Tuesday, 9 July 2013

Ossification patterns and the phylogeny of mammals

Afrotherian embryos. Reproduced from Hautier et al. (here)
© 2013 The Authors

High resolution X-ray microtomography is among new methods available to comparative anatomists. It enables non-invasive imaging of museum specimens and subsequent 3D visualisation of the tissues. One field where it has been applied is to study the sequence in which bones become ossified during embryonic and fetal development.

An obvious requirement is that developmental series are available as for the African elephant (here) and tail-less tenrec (here). A new study from the Department of Zoology at Cambridge (here) analyzes data from a wider range of afrotherians. It then compares ossification patterns in "southern" mammals (Afrotheria and Xenarthra) and "northern" mammals (Laurasiatheria  and Euarchontoglires).

The "northern" mammals share a common ancestor (together constituting Boreoeutheria). There is little variability in developmental sequences between species available for study. In contrast both groups of "southern" mammals exhibit shifts in ossification sequences. At first sight this might seem to argue for a common ancestor for Afrotheria and Xenarthra. However, the shifts are different in the two clades and this could argue against a common ancestry.

The data are intriguing as we still lack certainty about the root of the tree. This is largely because the four major clades diverged so rapidly early in the history of placental mammals. Even phylogenomics has yielded conflicting results (discussed here).

Thursday, 4 July 2013

Placentation in the koala

Koala (Phascolarctos cinereus) 
Photo by David Iliff. License: CC-BY-SA 3.0

The koala (Phascolarctos cinereus) is a member of Vombatidae and its fetal membranes resemble those of the wombats (previous post).
Fetal membranes of the koala from Caldwell (1884)

In fact adherence of the allantois to the chorion was first described for this marsupial (here). Richard Semon soon suggested that this combination of yolk sac and simple chorioallantoic placentation was present in the common ancestor of marsupials and placentals. In other marsupials the chorioallantoic placenta was lost (bandicoot placentation had not then been described); in placentals the chorioallantoic placenta was elaborated and the yolk sac reduced or lost. In recent times this idea was revived by Freyer, Zeller and Renfree (here).

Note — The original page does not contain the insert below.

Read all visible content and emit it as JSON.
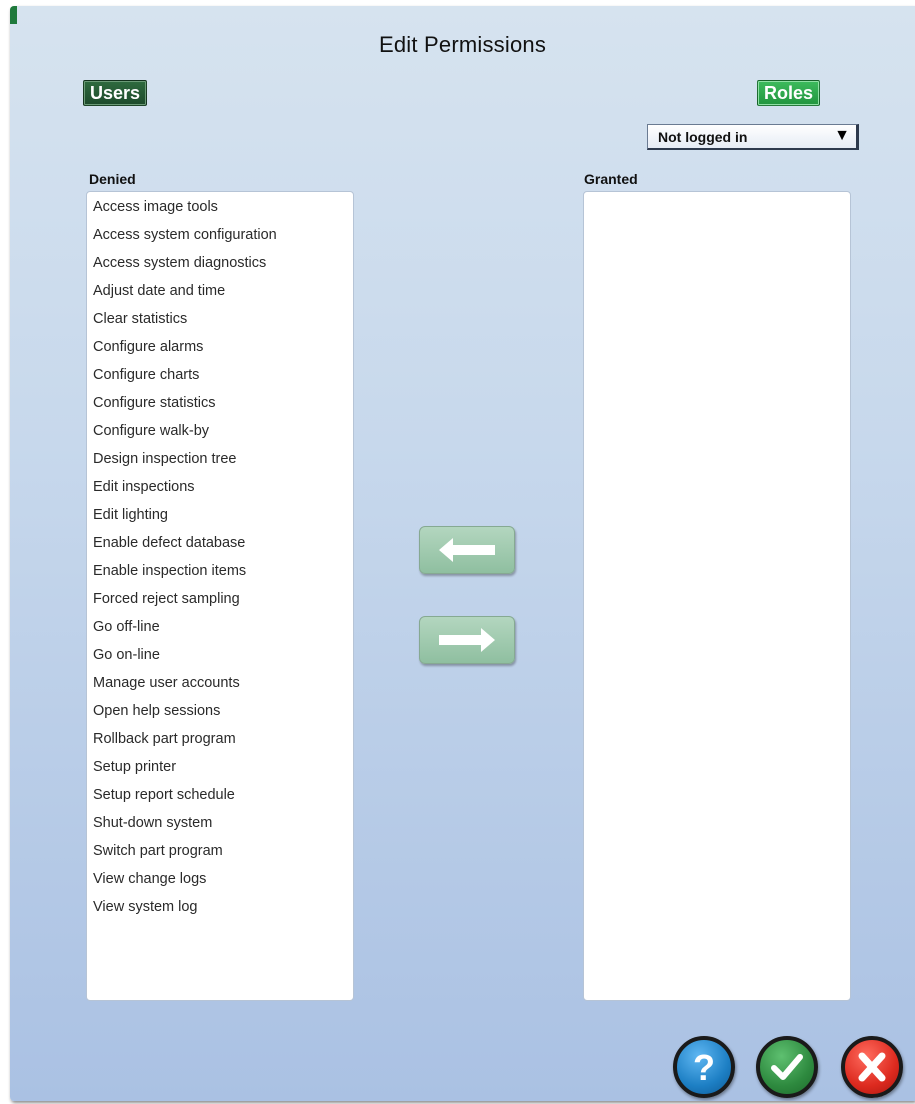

There is little of recent date though the koala is included in a review by Hughes (here) as well as a later book chapter. Based in part on the Hill Collection it includes histology of the yolk sac placenta and gross morphology of the chorioallantoic placenta.

Updated 17 July 2013